(About this task): Looking at the entries, how many lines hold the word "avatar"? State the number by itself.

(Data for analysis):
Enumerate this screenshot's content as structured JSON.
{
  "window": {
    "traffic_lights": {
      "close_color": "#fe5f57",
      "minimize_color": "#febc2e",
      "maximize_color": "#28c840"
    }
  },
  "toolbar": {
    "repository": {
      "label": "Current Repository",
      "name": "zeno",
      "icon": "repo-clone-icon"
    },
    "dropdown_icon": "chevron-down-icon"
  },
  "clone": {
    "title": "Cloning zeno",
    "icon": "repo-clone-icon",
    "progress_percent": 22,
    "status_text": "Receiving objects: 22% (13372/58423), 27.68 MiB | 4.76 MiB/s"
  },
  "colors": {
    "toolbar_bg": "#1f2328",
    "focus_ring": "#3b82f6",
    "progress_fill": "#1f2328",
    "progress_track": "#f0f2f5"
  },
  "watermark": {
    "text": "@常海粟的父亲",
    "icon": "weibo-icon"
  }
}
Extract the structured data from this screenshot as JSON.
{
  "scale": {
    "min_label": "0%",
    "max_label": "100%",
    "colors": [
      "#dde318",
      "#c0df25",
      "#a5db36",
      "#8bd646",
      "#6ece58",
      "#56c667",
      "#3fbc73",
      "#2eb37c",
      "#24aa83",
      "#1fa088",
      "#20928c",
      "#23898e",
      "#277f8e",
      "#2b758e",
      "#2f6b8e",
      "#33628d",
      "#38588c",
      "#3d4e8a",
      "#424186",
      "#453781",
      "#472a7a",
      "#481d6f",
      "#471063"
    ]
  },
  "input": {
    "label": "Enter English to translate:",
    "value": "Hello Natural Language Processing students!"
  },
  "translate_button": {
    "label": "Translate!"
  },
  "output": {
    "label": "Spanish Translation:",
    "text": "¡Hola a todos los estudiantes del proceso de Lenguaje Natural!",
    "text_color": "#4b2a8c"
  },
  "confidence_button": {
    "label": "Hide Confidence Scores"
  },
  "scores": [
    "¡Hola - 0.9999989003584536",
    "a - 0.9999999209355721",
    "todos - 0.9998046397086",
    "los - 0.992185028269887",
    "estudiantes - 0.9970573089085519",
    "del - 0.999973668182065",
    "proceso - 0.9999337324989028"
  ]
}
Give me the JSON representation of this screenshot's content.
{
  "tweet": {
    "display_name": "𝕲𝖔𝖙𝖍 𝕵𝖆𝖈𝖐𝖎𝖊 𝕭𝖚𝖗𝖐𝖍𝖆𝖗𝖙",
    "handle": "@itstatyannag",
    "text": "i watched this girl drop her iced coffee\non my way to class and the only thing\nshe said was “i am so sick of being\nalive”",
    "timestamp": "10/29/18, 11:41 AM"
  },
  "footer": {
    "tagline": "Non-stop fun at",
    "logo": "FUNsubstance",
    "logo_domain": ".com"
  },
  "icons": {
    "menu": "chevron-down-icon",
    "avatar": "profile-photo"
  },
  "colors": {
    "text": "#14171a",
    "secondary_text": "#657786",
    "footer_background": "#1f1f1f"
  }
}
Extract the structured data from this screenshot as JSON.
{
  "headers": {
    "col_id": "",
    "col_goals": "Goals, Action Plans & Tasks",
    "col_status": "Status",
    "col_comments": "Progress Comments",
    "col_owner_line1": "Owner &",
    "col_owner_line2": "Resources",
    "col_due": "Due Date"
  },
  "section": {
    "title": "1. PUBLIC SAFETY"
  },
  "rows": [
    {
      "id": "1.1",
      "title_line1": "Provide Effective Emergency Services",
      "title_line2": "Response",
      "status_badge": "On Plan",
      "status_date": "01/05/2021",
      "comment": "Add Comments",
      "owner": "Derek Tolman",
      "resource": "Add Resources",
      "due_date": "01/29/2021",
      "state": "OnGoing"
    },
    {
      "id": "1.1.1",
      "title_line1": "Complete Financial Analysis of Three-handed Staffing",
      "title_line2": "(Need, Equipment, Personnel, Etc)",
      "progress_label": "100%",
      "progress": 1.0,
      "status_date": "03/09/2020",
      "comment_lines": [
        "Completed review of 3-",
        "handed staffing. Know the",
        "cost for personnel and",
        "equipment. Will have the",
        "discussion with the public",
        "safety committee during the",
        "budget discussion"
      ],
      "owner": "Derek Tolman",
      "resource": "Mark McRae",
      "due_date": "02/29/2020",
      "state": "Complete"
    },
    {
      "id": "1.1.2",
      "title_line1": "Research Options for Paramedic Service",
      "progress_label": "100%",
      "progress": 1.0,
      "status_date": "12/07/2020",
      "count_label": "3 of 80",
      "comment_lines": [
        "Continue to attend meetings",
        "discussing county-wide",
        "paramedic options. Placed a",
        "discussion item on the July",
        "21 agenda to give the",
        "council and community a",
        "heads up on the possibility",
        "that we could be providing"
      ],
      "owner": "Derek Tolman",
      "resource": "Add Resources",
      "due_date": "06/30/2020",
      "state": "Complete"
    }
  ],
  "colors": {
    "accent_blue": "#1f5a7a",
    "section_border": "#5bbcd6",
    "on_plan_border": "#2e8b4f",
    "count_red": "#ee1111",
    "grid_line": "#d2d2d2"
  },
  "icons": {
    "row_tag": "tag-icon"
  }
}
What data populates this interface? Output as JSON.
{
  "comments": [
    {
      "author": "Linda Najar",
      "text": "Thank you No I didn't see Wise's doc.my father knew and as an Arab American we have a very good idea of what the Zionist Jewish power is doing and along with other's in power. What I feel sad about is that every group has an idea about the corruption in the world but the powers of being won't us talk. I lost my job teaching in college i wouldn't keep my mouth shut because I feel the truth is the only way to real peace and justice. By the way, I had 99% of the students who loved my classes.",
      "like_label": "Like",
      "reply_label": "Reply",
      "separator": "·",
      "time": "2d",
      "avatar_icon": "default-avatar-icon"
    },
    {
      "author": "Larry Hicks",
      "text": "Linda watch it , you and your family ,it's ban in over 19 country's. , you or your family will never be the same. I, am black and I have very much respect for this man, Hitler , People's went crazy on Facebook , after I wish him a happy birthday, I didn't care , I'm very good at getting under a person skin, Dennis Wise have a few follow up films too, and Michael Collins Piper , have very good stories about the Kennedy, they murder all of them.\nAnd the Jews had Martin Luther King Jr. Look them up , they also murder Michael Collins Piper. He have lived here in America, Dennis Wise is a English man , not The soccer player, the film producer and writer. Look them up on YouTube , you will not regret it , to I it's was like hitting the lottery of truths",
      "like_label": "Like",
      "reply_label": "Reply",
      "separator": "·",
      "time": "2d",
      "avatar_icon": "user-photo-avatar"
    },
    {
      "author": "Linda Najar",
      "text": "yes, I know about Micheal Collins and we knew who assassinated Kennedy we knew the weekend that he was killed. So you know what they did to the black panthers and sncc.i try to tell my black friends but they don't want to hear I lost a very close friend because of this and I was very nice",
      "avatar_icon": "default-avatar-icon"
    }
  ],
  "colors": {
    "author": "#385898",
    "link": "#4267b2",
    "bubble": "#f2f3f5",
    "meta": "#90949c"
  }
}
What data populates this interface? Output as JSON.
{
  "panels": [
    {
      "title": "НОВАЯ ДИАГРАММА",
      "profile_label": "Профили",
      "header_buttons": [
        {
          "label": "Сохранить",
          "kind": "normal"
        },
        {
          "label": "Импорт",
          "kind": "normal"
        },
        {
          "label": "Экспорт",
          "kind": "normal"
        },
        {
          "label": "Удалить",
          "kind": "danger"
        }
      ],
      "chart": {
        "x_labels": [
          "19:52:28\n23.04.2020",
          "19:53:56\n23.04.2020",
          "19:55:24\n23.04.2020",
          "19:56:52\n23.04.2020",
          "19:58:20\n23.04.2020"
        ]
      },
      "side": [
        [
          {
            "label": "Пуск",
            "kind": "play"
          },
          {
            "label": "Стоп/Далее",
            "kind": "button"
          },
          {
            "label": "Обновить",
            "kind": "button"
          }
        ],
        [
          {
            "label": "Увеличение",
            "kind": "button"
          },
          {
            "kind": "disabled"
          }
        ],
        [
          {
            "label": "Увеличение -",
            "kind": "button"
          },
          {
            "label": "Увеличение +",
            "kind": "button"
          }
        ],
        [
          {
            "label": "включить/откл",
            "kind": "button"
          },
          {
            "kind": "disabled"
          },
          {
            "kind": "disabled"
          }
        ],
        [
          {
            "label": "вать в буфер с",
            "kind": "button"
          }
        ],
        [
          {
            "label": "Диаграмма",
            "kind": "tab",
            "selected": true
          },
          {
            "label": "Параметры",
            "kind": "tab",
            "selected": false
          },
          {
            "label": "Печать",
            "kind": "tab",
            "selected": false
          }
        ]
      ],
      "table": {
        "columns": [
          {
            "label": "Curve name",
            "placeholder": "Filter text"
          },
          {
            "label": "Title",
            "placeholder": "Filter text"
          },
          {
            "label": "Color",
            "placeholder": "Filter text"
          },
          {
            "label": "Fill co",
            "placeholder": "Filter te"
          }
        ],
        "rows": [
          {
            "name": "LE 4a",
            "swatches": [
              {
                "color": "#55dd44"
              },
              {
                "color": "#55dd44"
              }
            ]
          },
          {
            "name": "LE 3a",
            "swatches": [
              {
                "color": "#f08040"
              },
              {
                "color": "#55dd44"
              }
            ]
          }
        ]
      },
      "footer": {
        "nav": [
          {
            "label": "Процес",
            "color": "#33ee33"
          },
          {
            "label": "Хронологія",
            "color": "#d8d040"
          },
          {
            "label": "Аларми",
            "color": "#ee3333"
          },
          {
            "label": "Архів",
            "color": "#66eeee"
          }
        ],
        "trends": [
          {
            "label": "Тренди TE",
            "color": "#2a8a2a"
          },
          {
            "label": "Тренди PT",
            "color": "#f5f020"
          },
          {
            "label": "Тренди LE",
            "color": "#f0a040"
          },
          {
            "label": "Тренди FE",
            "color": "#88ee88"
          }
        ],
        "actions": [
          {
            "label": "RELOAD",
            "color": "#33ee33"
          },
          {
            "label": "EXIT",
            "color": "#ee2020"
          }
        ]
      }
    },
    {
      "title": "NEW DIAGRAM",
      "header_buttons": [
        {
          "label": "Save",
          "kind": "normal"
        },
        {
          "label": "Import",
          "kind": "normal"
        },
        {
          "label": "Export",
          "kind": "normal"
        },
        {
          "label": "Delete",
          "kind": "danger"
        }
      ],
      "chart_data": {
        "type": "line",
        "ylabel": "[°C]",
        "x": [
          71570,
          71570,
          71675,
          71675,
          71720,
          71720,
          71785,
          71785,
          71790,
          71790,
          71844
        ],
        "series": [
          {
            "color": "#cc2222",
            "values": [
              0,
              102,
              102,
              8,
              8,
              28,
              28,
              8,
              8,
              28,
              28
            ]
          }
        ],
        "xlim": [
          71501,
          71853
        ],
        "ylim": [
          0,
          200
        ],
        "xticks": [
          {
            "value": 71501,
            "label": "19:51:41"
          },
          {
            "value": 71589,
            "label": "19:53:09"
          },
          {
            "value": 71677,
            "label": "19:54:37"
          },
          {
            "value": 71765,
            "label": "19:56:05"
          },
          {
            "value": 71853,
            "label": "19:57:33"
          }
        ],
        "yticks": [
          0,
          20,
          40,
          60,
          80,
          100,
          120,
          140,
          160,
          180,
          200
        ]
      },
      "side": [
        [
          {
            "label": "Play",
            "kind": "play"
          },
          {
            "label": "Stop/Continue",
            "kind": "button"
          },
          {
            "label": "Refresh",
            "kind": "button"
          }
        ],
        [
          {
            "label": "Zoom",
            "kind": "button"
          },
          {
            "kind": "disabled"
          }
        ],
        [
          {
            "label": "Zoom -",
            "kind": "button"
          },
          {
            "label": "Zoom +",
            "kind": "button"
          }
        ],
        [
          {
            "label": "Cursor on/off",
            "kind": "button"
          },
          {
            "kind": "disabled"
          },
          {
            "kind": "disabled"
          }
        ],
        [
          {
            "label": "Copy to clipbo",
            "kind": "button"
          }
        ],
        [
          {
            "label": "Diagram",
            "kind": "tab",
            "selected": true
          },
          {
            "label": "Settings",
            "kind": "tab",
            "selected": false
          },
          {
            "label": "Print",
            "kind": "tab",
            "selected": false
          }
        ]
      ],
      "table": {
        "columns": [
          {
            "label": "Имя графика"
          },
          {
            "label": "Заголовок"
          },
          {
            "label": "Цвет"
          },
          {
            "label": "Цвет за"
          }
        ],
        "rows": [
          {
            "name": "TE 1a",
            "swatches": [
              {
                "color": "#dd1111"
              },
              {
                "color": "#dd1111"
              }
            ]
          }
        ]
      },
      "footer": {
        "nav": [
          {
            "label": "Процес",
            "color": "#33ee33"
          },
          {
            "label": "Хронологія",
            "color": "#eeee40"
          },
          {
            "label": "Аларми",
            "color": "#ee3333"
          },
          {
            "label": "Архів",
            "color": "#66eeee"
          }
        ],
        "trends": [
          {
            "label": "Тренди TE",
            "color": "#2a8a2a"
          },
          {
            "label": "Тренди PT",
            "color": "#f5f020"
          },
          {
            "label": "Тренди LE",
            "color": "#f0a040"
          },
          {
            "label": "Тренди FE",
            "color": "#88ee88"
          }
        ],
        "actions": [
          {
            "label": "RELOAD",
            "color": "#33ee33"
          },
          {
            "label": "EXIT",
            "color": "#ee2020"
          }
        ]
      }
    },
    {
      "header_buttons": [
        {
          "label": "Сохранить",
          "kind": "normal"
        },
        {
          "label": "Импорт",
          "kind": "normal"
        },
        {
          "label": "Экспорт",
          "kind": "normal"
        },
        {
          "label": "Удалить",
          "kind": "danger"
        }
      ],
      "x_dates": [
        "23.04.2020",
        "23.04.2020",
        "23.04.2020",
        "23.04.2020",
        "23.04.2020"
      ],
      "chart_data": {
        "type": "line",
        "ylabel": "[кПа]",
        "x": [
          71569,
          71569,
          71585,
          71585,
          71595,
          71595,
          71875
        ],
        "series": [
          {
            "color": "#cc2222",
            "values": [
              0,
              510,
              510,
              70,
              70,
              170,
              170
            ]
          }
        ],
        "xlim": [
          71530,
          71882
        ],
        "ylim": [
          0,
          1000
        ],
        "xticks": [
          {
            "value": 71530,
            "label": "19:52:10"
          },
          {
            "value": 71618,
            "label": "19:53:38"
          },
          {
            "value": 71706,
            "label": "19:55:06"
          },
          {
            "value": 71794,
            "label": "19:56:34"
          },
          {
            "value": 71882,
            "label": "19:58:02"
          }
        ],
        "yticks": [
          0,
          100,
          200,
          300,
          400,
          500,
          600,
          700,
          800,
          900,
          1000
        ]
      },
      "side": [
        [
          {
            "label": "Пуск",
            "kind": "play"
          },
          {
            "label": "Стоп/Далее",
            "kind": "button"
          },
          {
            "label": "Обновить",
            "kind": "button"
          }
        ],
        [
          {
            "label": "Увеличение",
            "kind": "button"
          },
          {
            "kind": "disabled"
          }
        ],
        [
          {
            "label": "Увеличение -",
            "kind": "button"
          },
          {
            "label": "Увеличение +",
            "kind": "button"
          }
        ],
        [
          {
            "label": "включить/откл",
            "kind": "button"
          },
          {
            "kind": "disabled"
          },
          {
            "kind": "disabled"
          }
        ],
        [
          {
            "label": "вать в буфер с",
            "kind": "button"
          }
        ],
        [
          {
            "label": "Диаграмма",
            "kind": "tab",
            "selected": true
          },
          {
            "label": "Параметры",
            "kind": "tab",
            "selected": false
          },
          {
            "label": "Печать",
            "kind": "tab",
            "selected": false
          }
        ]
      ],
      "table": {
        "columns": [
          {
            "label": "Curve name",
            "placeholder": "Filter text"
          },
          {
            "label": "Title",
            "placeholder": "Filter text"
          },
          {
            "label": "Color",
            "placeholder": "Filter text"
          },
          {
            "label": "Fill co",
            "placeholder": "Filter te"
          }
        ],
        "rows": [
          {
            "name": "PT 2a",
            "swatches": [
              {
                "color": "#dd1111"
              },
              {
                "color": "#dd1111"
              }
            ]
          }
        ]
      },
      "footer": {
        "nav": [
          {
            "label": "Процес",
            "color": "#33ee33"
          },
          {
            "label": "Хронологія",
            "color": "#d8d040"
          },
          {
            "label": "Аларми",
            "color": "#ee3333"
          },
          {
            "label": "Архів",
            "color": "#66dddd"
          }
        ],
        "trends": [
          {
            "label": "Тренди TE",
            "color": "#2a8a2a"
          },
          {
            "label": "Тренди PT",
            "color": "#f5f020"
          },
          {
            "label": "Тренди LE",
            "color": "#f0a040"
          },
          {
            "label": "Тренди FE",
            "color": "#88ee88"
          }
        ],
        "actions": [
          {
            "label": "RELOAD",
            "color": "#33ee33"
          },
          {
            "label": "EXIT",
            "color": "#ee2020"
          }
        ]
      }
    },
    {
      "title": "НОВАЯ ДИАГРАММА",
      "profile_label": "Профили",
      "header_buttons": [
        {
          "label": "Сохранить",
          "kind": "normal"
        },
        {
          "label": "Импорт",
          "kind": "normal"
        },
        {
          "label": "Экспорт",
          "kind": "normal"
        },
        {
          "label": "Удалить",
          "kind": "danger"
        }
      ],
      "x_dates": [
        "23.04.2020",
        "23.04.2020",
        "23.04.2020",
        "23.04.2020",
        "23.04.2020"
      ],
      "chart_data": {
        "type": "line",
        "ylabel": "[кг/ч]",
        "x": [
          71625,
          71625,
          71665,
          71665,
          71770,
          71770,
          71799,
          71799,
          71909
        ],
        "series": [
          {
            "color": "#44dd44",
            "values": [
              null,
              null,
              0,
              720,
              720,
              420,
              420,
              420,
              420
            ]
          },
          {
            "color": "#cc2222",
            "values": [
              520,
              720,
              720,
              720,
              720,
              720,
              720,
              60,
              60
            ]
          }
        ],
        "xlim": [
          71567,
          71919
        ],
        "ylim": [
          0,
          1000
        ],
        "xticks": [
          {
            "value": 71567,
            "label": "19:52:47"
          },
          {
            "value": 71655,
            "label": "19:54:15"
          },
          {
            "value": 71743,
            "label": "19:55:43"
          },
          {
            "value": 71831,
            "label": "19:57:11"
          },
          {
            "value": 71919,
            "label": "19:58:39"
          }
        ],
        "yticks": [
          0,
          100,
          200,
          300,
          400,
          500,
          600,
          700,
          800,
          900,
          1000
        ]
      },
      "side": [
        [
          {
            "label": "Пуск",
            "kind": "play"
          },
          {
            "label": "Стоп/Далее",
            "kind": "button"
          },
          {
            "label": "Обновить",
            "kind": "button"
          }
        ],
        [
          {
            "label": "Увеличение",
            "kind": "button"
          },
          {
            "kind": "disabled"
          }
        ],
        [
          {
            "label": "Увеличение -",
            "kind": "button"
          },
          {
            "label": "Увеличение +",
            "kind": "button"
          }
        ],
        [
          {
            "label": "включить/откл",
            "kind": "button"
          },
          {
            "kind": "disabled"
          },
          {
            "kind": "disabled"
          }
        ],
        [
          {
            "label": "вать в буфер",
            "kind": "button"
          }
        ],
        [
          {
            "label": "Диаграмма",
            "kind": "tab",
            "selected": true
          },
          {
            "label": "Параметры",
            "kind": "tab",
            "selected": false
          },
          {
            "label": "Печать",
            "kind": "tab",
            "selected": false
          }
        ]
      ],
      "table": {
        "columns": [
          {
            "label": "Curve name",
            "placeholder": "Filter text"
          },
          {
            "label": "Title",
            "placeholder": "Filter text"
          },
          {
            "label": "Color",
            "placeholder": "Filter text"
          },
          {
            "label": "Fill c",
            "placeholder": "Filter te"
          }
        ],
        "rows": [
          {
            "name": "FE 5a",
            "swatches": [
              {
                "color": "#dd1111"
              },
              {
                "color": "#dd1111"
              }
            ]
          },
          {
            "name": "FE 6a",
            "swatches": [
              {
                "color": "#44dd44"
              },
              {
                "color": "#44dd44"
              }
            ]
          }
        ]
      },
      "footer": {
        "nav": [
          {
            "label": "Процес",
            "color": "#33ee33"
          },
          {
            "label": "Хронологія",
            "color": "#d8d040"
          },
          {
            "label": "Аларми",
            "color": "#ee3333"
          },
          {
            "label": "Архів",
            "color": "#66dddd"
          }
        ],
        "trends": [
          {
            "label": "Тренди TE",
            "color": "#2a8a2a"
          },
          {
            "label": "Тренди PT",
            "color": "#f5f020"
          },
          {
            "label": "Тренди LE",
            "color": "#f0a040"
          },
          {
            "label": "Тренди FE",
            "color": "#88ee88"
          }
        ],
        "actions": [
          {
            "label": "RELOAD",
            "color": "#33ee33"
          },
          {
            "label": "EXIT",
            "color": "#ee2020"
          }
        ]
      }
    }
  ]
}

(Result of this task): 4